The zaniness of Beat-specialist Rosenthal continues into his fifth novel (Loop’s End, 1992, etc.), as Kerouac comes back from the dead to see what’s shaking in his old haunts.
Except that he’s not Kerouac: in this incarnation all the names have been changed. So “Jack Duluoz” comes back to himself in Mexico (in 1982, for reasons that remain obscure), but hotfoots it quickly to Boulder, home of the Beat-beneficiary Naropa Institute, which is hosting a Jack Duluoz Conference. He meets ex-wife Parker and gets thrown out of her hotel room, wanders into Ginsberg’s place and helps himself to the whiskey before being shown the door, heads out of town on the night wind with Corso, to end up in Disneyland (via Vegas), where they get off the boat and pester the fake gorillas before being arrested with their Mickey Mouse ears askew. Bailed out by Burroughs, they retreat to Venice, then Jack hops a bus to Frisco, but it’s all piano bars and cover charges, and Ferlinghetti has been co-opted by the Young Republicans, so he hops another bus to New York, has a layover in Davis with Snyder that turns into a pleasant interlude, largely because Snyder is able to accept that he’s Jack-back-from-the-dead. But the road beckons, and New York leads him to a poetry reading in the Village by his daughter, who’s changed her name, and to an epiphany in her poems that sends him on the last leg of his cross-country tour—to Lowell, Massachusetts, where he was born and died (the first time).

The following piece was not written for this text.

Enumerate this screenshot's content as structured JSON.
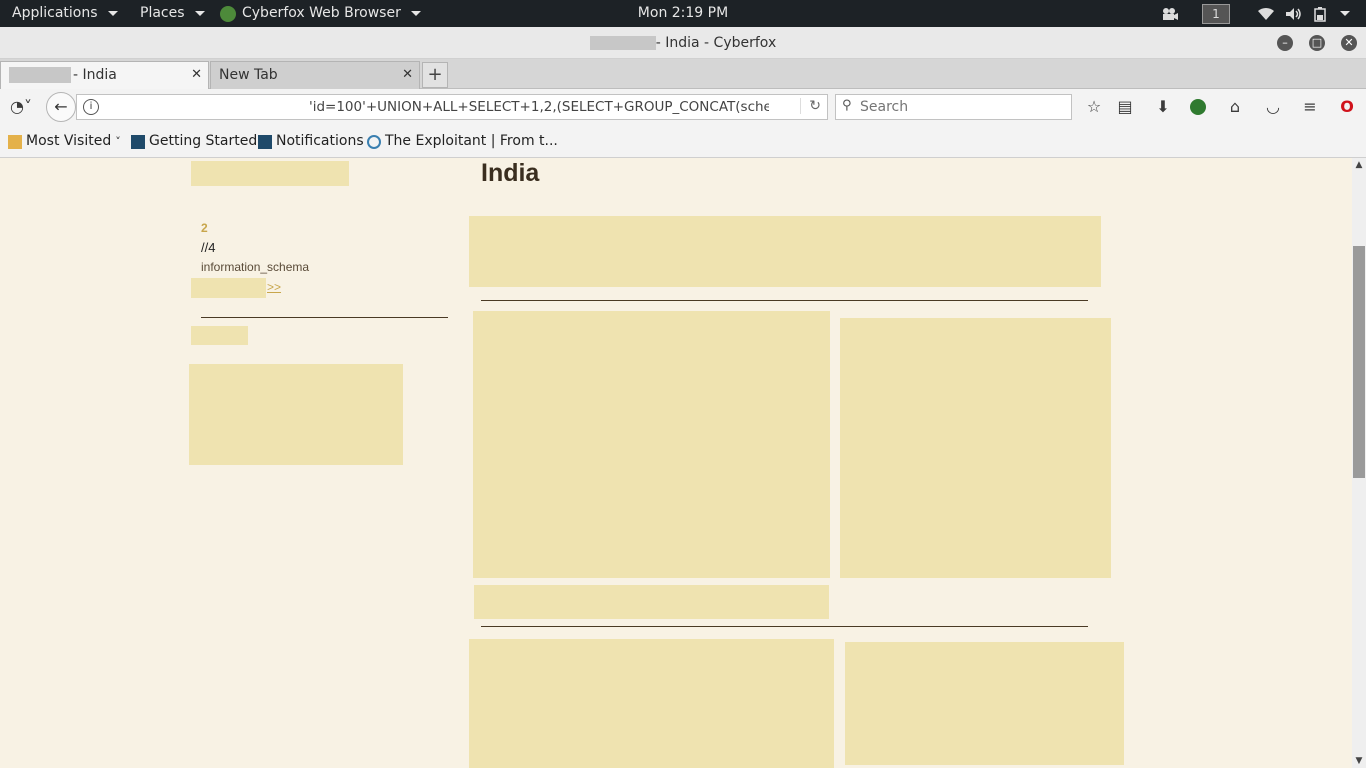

There’s hopped-up frenzy and plenty of wit here, but with a dead-Beat premise and more lampooning than plotting, this story hasn’t a ghost of a chance.